This week we continue our series introducing you to some of the great people who make up the Colligo team. Today we’re talking with Jeffrey Bakker from our software development group.
Hi Jeff, good to speak with you. Can you give us the 30,000 foot view of your role at Colligo?
I’m a senior developer here. Currently, I’m working on building infrastructure for our web projects and oversight of UI test automation. It’s fun because it applies to all our projects, so I’m working with all the different development teams these days.
I’m a big advocate for best in class test infrastructure. It’s not just about testing, it’s about behavior-driven development. It’s a philosophy about how you get clear and unambiguous requirements for a feature. We use in an English-like business language in much of our automated testing. So I’m working with the different teams to further embed it into the culture.
What drives you be such a strong advocate for behavior-driven development?
I’ve seen how well it works, and it’s something everyone can understand, so it doesn’t have to fall on just the dev or QA teams to test. It’s gets everyone involved and focused on how the product is supposed to operate from the user’s perspective. There’s also less turnaround and fewer mistakes made during development.
Before you joined Colligo, what was your background?
Actually, it was my interest in art that really attracted me to computers. They weren’t of interest to me until the 90’s when computer graphics started to really take off in the mainstream. I took drafting in high school, and we’d sit at the drafting table with pencils and T-squares, and then it all started to switch to computers.
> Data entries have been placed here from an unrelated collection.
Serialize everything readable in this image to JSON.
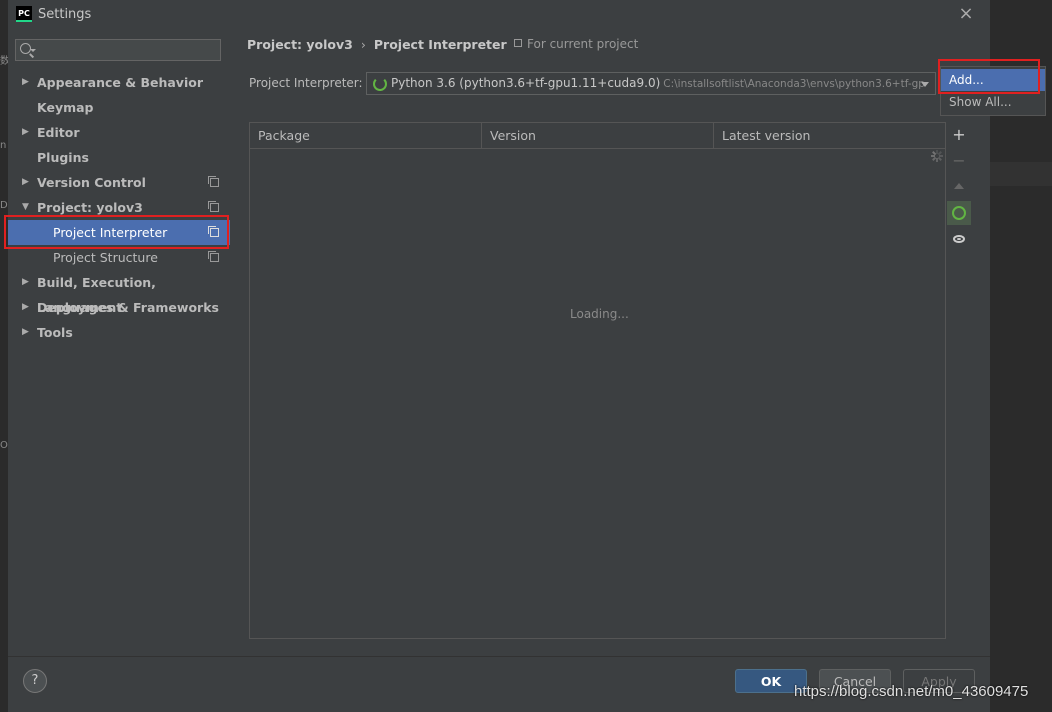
{
  "window": {
    "title": "Settings",
    "icon_text": "PC"
  },
  "sidebar": {
    "search": {
      "placeholder": "",
      "value": ""
    },
    "items": [
      {
        "label": "Appearance & Behavior",
        "arrow": "right",
        "bold": true,
        "copy": false
      },
      {
        "label": "Keymap",
        "arrow": "",
        "bold": true,
        "copy": false
      },
      {
        "label": "Editor",
        "arrow": "right",
        "bold": true,
        "copy": false
      },
      {
        "label": "Plugins",
        "arrow": "",
        "bold": true,
        "copy": false
      },
      {
        "label": "Version Control",
        "arrow": "right",
        "bold": true,
        "copy": true
      },
      {
        "label": "Project: yolov3",
        "arrow": "down",
        "bold": true,
        "copy": true
      },
      {
        "label": "Project Interpreter",
        "arrow": "",
        "bold": false,
        "copy": true,
        "selected": true,
        "sub": true
      },
      {
        "label": "Project Structure",
        "arrow": "",
        "bold": false,
        "copy": true,
        "sub": true
      },
      {
        "label": "Build, Execution, Deployment",
        "arrow": "right",
        "bold": true,
        "copy": false
      },
      {
        "label": "Languages & Frameworks",
        "arrow": "right",
        "bold": true,
        "copy": false
      },
      {
        "label": "Tools",
        "arrow": "right",
        "bold": true,
        "copy": false
      }
    ]
  },
  "breadcrumb": {
    "project": "Project: yolov3",
    "separator": "›",
    "page": "Project Interpreter",
    "scope": "For current project"
  },
  "interpreter": {
    "label": "Project Interpreter:",
    "name": "Python 3.6 (python3.6+tf-gpu1.11+cuda9.0)",
    "path": "C:\\installsoftlist\\Anaconda3\\envs\\python3.6+tf-gp"
  },
  "popup_menu": {
    "items": [
      "Add...",
      "Show All..."
    ]
  },
  "packages_table": {
    "columns": [
      "Package",
      "Version",
      "Latest version"
    ],
    "rows": [],
    "loading_text": "Loading..."
  },
  "side_tools": {
    "add": "+",
    "remove": "−"
  },
  "footer": {
    "help": "?",
    "ok": "OK",
    "cancel": "Cancel",
    "apply": "Apply"
  },
  "watermark": "https://blog.csdn.net/m0_43609475",
  "colors": {
    "selection": "#4b6eaf",
    "highlight_box": "#e02020",
    "ok_button": "#365880",
    "spinner": "#62b543"
  }
}
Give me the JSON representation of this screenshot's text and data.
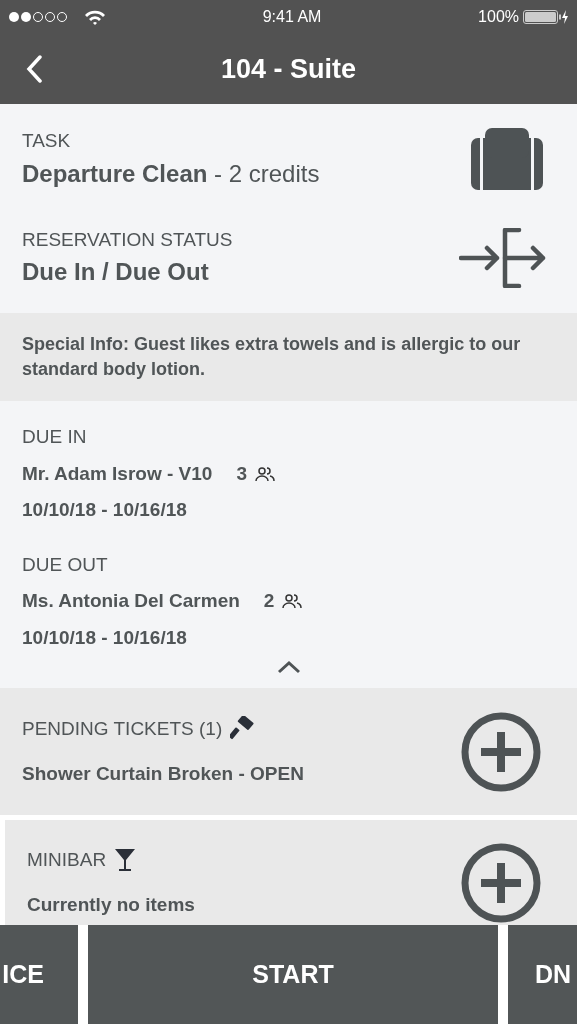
{
  "status_bar": {
    "time": "9:41 AM",
    "battery": "100%"
  },
  "nav": {
    "title": "104 - Suite"
  },
  "task": {
    "label": "TASK",
    "value": "**Departure Clean** - 2 credits"
  },
  "reservation": {
    "label": "RESERVATION STATUS",
    "value": "Due In / Due Out"
  },
  "special_info": "Special Info: Guest likes extra towels and is allergic to our standard body lotion.",
  "guests": [
    {
      "label": "DUE IN",
      "name": "Mr. Adam Isrow - V10",
      "count": "3",
      "dates": "10/10/18 - 10/16/18"
    },
    {
      "label": "DUE OUT",
      "name": "Ms. Antonia Del Carmen",
      "count": "2",
      "dates": "10/10/18 - 10/16/18"
    }
  ],
  "guests_expanded": true,
  "pending_tickets": {
    "title": "PENDING TICKETS (1)",
    "item": "Shower Curtain Broken - OPEN"
  },
  "minibar": {
    "title": "MINIBAR",
    "item": "Currently no items"
  },
  "actions": [
    {
      "label": "ICE"
    },
    {
      "label": "START"
    },
    {
      "label": "DN"
    }
  ]
}
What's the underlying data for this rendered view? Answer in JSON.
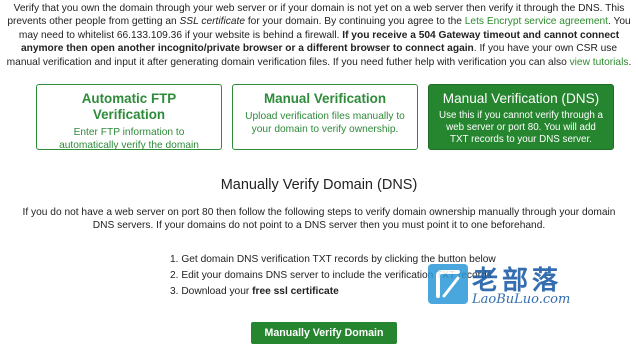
{
  "intro": {
    "t1": "Verify that you own the domain through your web server or if your domain is not yet on a web server then verify it through the DNS. This prevents other people from getting an ",
    "t1_em": "SSL certificate",
    "t2": " for your domain. By continuing you agree to the ",
    "link_agreement": "Lets Encrypt service agreement",
    "t3": ". You may need to whitelist 66.133.109.36 if your website is behind a firewall. ",
    "bold": "If you receive a 504 Gateway timeout and cannot connect anymore then open another incognito/private browser or a different browser to connect again",
    "t4": ". If you have your own CSR use manual verification and input it after generating domain verification files. If you need futher help with verification you can also ",
    "link_tutorials": "view tutorials",
    "t5": "."
  },
  "cards": [
    {
      "title": "Automatic FTP Verification",
      "desc": "Enter FTP information to automatically verify the domain"
    },
    {
      "title": "Manual Verification",
      "desc": "Upload verification files manually to your domain to verify ownership."
    },
    {
      "title": "Manual Verification (DNS)",
      "desc": "Use this if you cannot verify through a web server or port 80. You will add TXT records to your DNS server."
    }
  ],
  "heading": "Manually Verify Domain (DNS)",
  "paragraph": "If you do not have a web server on port 80 then follow the following steps to verify domain ownership manually through your domain DNS servers. If your domains do not point to a DNS server then you must point it to one beforehand.",
  "steps": {
    "s1": "1. Get domain DNS verification TXT records by clicking the button below",
    "s2": "2. Edit your domains DNS server to include the verification TXT records",
    "s3_prefix": "3. Download your ",
    "s3_bold": "free ssl certificate"
  },
  "button_label": "Manually Verify Domain",
  "watermark": {
    "cn": "老部落",
    "en": "LaoBuLuo.com"
  },
  "colors": {
    "accent": "#26852f",
    "link": "#2e8b2e",
    "watermark": "#1f5fa8"
  }
}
Now it’s all computer graphics courses. So that was my gateway into computers—the graphics. It all ties back into how I’m a very UI-oriented programmer, because I started from an artistic background.
I studied programming at college, with a focus on Information Systems, but I soon got into open source and started building things that I found interesting and I thought other people would too.
What sort of apps were you developing?
Lots of different things: tools for video games, computer benchmarking software, health and fitness tools. That was before the explosion in fitness apps, I wanted something to help me schedule and remind me and remain accountable for my workout regime. I’d see a lack of something in the market and I’d choose to make it exist.
Professionally, I worked on Windows applications before mobile platforms started becoming prominent. Then I moved onto mobile application development. For several years I worked on open source projects while also continuing to develop my own products on the side and selling them through the Apple Store.
The last company I was with before Colligo, I started in QA. They were doing 3-D virtual training technology. I was developing for prototype wearables. It was cool, but it was a little ahead of its time.
So then you joined Colligo. Tell us what attracted you to the company.
Well, I joined in late 2015. I had a lot of knowledge of multiple platforms and so I wanted to pivot into cross-platform development. So, the opportunity to work on that with Colligo where our app suite is spans multiple devices is interesting to me.
The office location is excellent, and the people and the culture are a great fit for me. I didn’t know what I was missing culture-wise until I joined here. People are easy-going and friendly and we can joke around but we’re serious about the work we do. There’s a good balance here.
Agreed! Tell us about a day in your life at Colligo.
We usually begin with scrum standups. I used to get pretty heads down on developing great things: high quality, clean code. But in my current cross-team role there’s a lot of knowledge sharing, so I spend a lot of time documenting what I learn to help with knowledge transfer and get that communicated out.
I like sharing processes and breaking down silos. I’ve seen people with old school mindsets who hoard knowledge which they see as job security. My mindset is the opposite. Let’s all get on the same page and be productive. Who wants 4 different dev teams where each has different ways of doing UI test and build automation? There’s always room for standardization around great solutions across teams.
And what do you like to do outside of work?
Road cycling. A lot of it. I skateboarded for quite a while and I still dream about it, but road cycling fills many needs for me. If you’re stressed about anything and you go for a good ride, it will re-focus you. It’s green and economical and that’s a big part of the Vancouver lifestyle. You get to go at your own pace and explore. I love getting lost in a new neighborhood and looking around.
I still spend a lot of spare time building software. If I wasn’t a programmer professionally, I’d still be doing it.
What advice do you have for people thinking about working here?
I’d say be adaptive to change. Be ready and open to learn new things. At any company we need to keep breaking down silos, that’s important for new and current employees alike. Don’t come in with a silo mindset.
And I recommend being part of the change. Come forward with things you are passionate about. You can bring new ideas and new ways of thinking to this company. We’re all smart people and we’re at a good size where you can be a real influencer if you push what you’re passionate about.
People may feel shy or not confident, but great ideas come from everyone, so don’t be afraid to speak up. The worst that can happen is that your idea doesn’t fly, but the best thing that can happen is you help a lot of people.
Finally, I hear both around here. Settle the debate: Jeff or Jeffrey?
(Laughs) Well, most places I’ve worked there’s usually been another Jeff in the office. So to avoid confusion I usually default to being the Jeffrey. I don’t really know where I stand on it.